Records drawn from a dataset
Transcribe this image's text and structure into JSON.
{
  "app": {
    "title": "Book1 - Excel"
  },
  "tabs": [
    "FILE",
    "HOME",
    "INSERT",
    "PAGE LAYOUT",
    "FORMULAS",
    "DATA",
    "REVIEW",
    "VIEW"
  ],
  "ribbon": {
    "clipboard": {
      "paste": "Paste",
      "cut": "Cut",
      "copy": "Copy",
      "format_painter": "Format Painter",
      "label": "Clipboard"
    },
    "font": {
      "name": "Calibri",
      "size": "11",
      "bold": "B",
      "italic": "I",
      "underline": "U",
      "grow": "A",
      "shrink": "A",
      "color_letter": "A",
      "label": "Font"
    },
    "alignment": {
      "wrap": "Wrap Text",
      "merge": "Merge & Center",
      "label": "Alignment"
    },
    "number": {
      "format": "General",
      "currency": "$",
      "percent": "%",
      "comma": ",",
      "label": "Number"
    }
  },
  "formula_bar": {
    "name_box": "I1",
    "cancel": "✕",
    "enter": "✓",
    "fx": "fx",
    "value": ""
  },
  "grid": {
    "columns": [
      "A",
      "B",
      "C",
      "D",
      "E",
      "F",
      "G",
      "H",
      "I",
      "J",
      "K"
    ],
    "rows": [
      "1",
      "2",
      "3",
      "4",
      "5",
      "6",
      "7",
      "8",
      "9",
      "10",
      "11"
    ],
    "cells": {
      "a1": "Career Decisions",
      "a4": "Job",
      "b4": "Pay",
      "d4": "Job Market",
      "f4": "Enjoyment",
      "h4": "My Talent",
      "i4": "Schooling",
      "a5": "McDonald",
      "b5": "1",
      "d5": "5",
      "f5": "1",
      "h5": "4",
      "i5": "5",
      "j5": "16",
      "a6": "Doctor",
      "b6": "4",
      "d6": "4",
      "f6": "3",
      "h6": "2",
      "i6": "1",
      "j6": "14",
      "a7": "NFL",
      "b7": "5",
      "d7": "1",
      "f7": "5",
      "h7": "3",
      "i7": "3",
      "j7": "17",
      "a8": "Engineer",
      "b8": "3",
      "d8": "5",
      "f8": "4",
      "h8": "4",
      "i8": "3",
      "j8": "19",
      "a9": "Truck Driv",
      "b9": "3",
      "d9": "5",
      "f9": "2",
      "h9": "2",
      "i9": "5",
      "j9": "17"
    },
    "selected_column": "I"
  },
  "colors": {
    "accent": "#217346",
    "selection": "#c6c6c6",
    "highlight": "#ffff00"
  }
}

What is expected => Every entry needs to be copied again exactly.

Solution =>
Transcribe this image's text and structure into JSON.
{
  "app": {
    "title": "Book1 - Excel"
  },
  "tabs": [
    "FILE",
    "HOME",
    "INSERT",
    "PAGE LAYOUT",
    "FORMULAS",
    "DATA",
    "REVIEW",
    "VIEW"
  ],
  "ribbon": {
    "clipboard": {
      "paste": "Paste",
      "cut": "Cut",
      "copy": "Copy",
      "format_painter": "Format Painter",
      "label": "Clipboard"
    },
    "font": {
      "name": "Calibri",
      "size": "11",
      "bold": "B",
      "italic": "I",
      "underline": "U",
      "grow": "A",
      "shrink": "A",
      "color_letter": "A",
      "label": "Font"
    },
    "alignment": {
      "wrap": "Wrap Text",
      "merge": "Merge & Center",
      "label": "Alignment"
    },
    "number": {
      "format": "General",
      "currency": "$",
      "percent": "%",
      "comma": ",",
      "label": "Number"
    }
  },
  "formula_bar": {
    "name_box": "I1",
    "cancel": "✕",
    "enter": "✓",
    "fx": "fx",
    "value": ""
  },
  "grid": {
    "columns": [
      "A",
      "B",
      "C",
      "D",
      "E",
      "F",
      "G",
      "H",
      "I",
      "J",
      "K"
    ],
    "rows": [
      "1",
      "2",
      "3",
      "4",
      "5",
      "6",
      "7",
      "8",
      "9",
      "10",
      "11"
    ],
    "cells": {
      "a1": "Career Decisions",
      "a4": "Job",
      "b4": "Pay",
      "d4": "Job Market",
      "f4": "Enjoyment",
      "h4": "My Talent",
      "i4": "Schooling",
      "a5": "McDonald",
      "b5": "1",
      "d5": "5",
      "f5": "1",
      "h5": "4",
      "i5": "5",
      "j5": "16",
      "a6": "Doctor",
      "b6": "4",
      "d6": "4",
      "f6": "3",
      "h6": "2",
      "i6": "1",
      "j6": "14",
      "a7": "NFL",
      "b7": "5",
      "d7": "1",
      "f7": "5",
      "h7": "3",
      "i7": "3",
      "j7": "17",
      "a8": "Engineer",
      "b8": "3",
      "d8": "5",
      "f8": "4",
      "h8": "4",
      "i8": "3",
      "j8": "19",
      "a9": "Truck Driv",
      "b9": "3",
      "d9": "5",
      "f9": "2",
      "h9": "2",
      "i9": "5",
      "j9": "17"
    },
    "selected_column": "I"
  },
  "colors": {
    "accent": "#217346",
    "selection": "#c6c6c6",
    "highlight": "#ffff00"
  }
}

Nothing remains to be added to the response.